How do YOU Execute “Down Dog”?

Regular (and non-regular!) yogis, how do you enjoy this pose – Adhomukha Svanasana (Downward Facing Dog) – or not (as the case often seems to be!). If you love it, let me know, if not, tell me why!!

One of the first things I want to do when I’ve been sitting at a desk or in a car for a while is throw myself into this pose. I love that I can feel my whole spine lengthening. It releases my shoulders, my neck and helps me feel more relaxed…but yet, some people seem to REALLY dislike it so I would love to know how it feels for you and what is going on..

I see a few habitual things from time to time and so I’ll pop a few tips in here, but do take a look at these images carefully.

– In the first photo on the sand, my dog is doing the same pose – she is a dog after all – but she is stretching her back, she has no interest in stretching her “hamstrings” in this position. Getting attached to having straight legs when the shoulders and spine are super stiff, not only changes the centre of gravity, but it could affect the nerves in the lower back. For most people, straight legs means too much body weight at the front of the body. for a pose to feel comfortable, we need to distribute our weight evenly. Most people’s legs are far stronger than their arms and shoulders!
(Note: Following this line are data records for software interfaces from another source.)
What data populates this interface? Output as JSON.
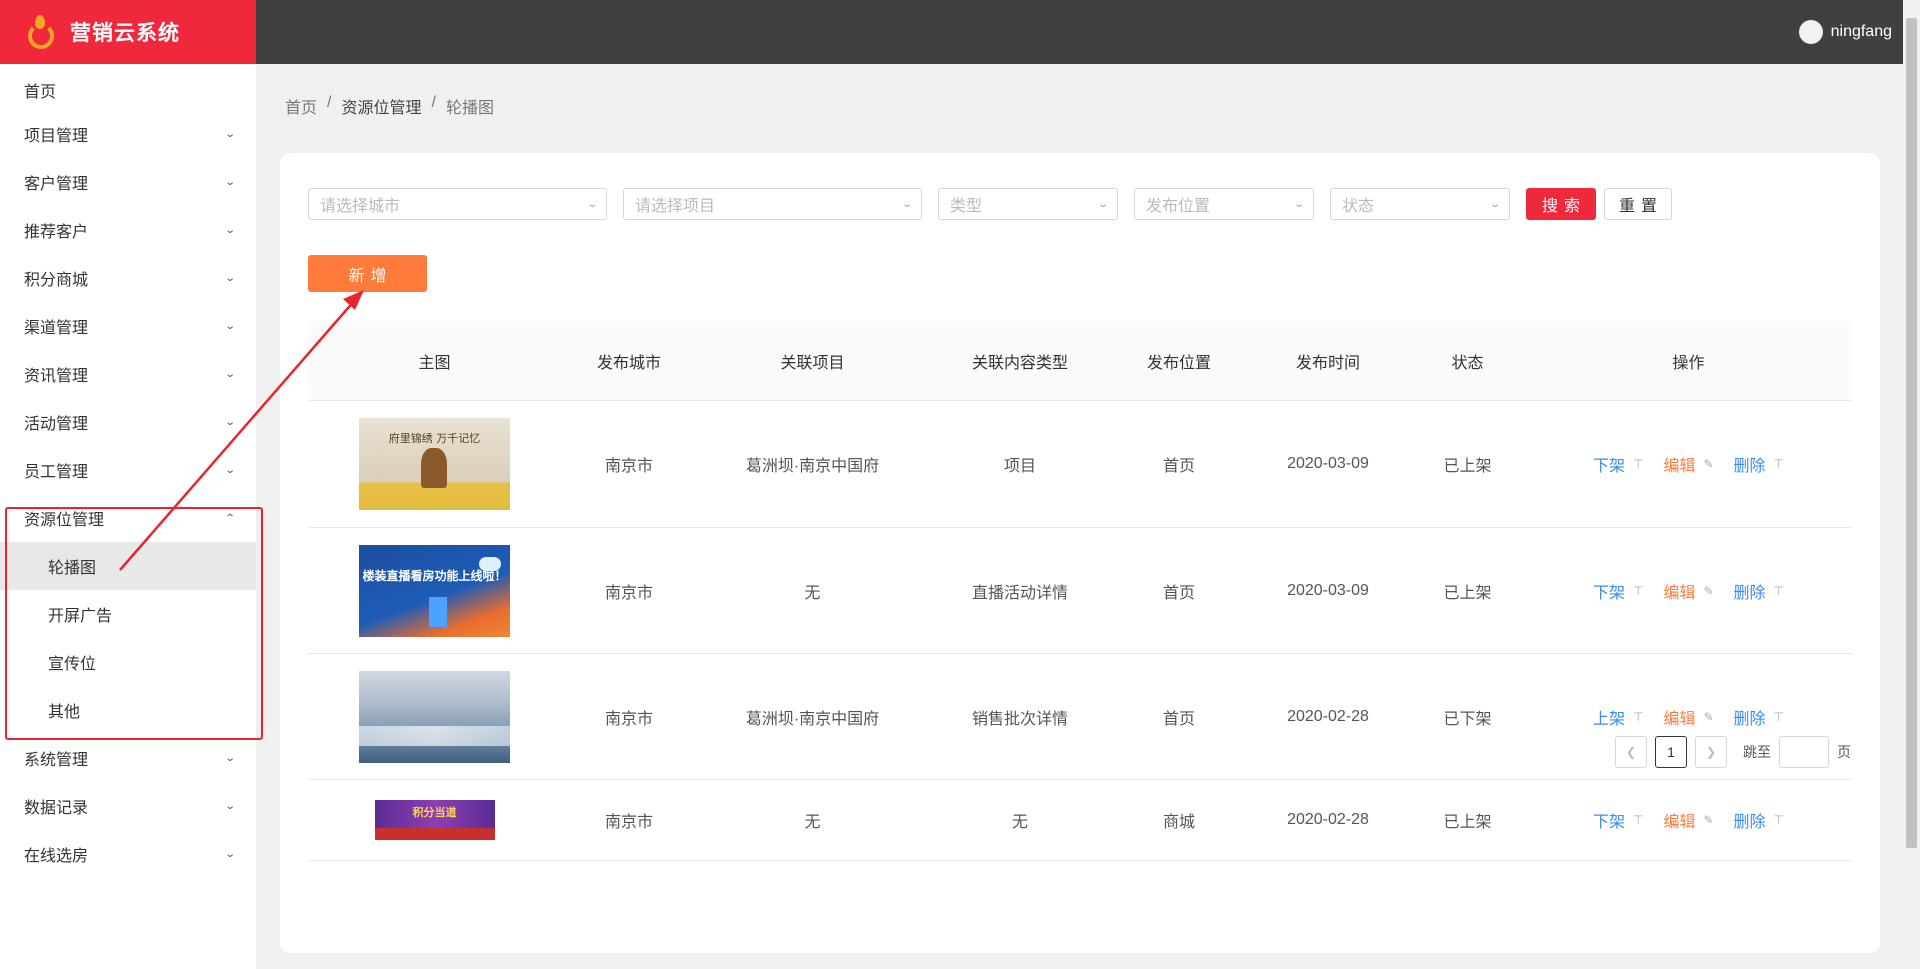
{
  "app": {
    "title": "营销云系统"
  },
  "user": {
    "name": "ningfang"
  },
  "sidebar": {
    "items": [
      {
        "label": "首页"
      },
      {
        "label": "项目管理"
      },
      {
        "label": "客户管理"
      },
      {
        "label": "推荐客户"
      },
      {
        "label": "积分商城"
      },
      {
        "label": "渠道管理"
      },
      {
        "label": "资讯管理"
      },
      {
        "label": "活动管理"
      },
      {
        "label": "员工管理"
      },
      {
        "label": "资源位管理"
      },
      {
        "label": "系统管理"
      },
      {
        "label": "数据记录"
      },
      {
        "label": "在线选房"
      }
    ],
    "sub_items": [
      {
        "label": "轮播图"
      },
      {
        "label": "开屏广告"
      },
      {
        "label": "宣传位"
      },
      {
        "label": "其他"
      }
    ]
  },
  "breadcrumb": [
    "首页",
    "资源位管理",
    "轮播图"
  ],
  "filters": {
    "city_placeholder": "请选择城市",
    "project_placeholder": "请选择项目",
    "type_placeholder": "类型",
    "position_placeholder": "发布位置",
    "status_placeholder": "状态",
    "search_label": "搜索",
    "reset_label": "重置",
    "add_label": "新增"
  },
  "table": {
    "columns": [
      "主图",
      "发布城市",
      "关联项目",
      "关联内容类型",
      "发布位置",
      "发布时间",
      "状态",
      "操作"
    ],
    "rows": [
      {
        "image_caption": "府里锦绣 万千记忆",
        "city": "南京市",
        "project": "葛洲坝·南京中国府",
        "content_type": "项目",
        "position": "首页",
        "time": "2020-03-09",
        "status": "已上架",
        "toggle": "下架",
        "edit": "编辑",
        "delete": "删除"
      },
      {
        "image_caption": "楼装直播看房功能上线啦！",
        "city": "南京市",
        "project": "无",
        "content_type": "直播活动详情",
        "position": "首页",
        "time": "2020-03-09",
        "status": "已上架",
        "toggle": "下架",
        "edit": "编辑",
        "delete": "删除"
      },
      {
        "image_caption": "",
        "city": "南京市",
        "project": "葛洲坝·南京中国府",
        "content_type": "销售批次详情",
        "position": "首页",
        "time": "2020-02-28",
        "status": "已下架",
        "toggle": "上架",
        "edit": "编辑",
        "delete": "删除"
      },
      {
        "image_caption": "积分当道",
        "city": "南京市",
        "project": "无",
        "content_type": "无",
        "position": "商城",
        "time": "2020-02-28",
        "status": "已上架",
        "toggle": "下架",
        "edit": "编辑",
        "delete": "删除"
      }
    ]
  },
  "pagination": {
    "current": "1",
    "jump_label": "跳至",
    "page_suffix": "页"
  },
  "colors": {
    "brand": "#f0283c",
    "add": "#ff7b3c",
    "link": "#3b8cf0",
    "header": "#404040",
    "annotation": "#e8252c"
  }
}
– Photo number 2 – if you have sore wrists, try Dolphin pose instead. A great release for the shoulders and builds upper body strength. Push away from the floor – don’t sink!

– Image number 3 – Another common issue in tons of yoga poses is flaring the ribs and sticking the bum out. Not only does this make it much harder to breathe properly – which can instil a sense of panic and a loss of physical power, but it can create pressure on the entire spine. It may also lead to niggles in the shoulders because when ribs are just dangling forward, often the scapula will be “winged” out. Notice in this image my tailbone is in neutral but it’s like the pivot point on a see-saw. I am distributing my weight evenly between my hands and my feet. I’m not sinking into the ground, I’m pushing away from the floor to resist gravity. My bum bones are aligned with my heels and my armpits are pushing down but my pubic bone and belly button are lifting towards my chin. If I cannot see my navel in this pose because my ribs are in the way, it really does cease to feel delicious!!

– Image number 4 – This is the same pose really. Try not to collapse in it – we prefer the dynamic rather than the yin version. Create resistance in much the same way as described above but keep your knees on the floor to make it feel less intense. This is a great restorative pose or softer way to practise all the elements of the down dog without the weight-bearing aspect. ❤️🕉️🙏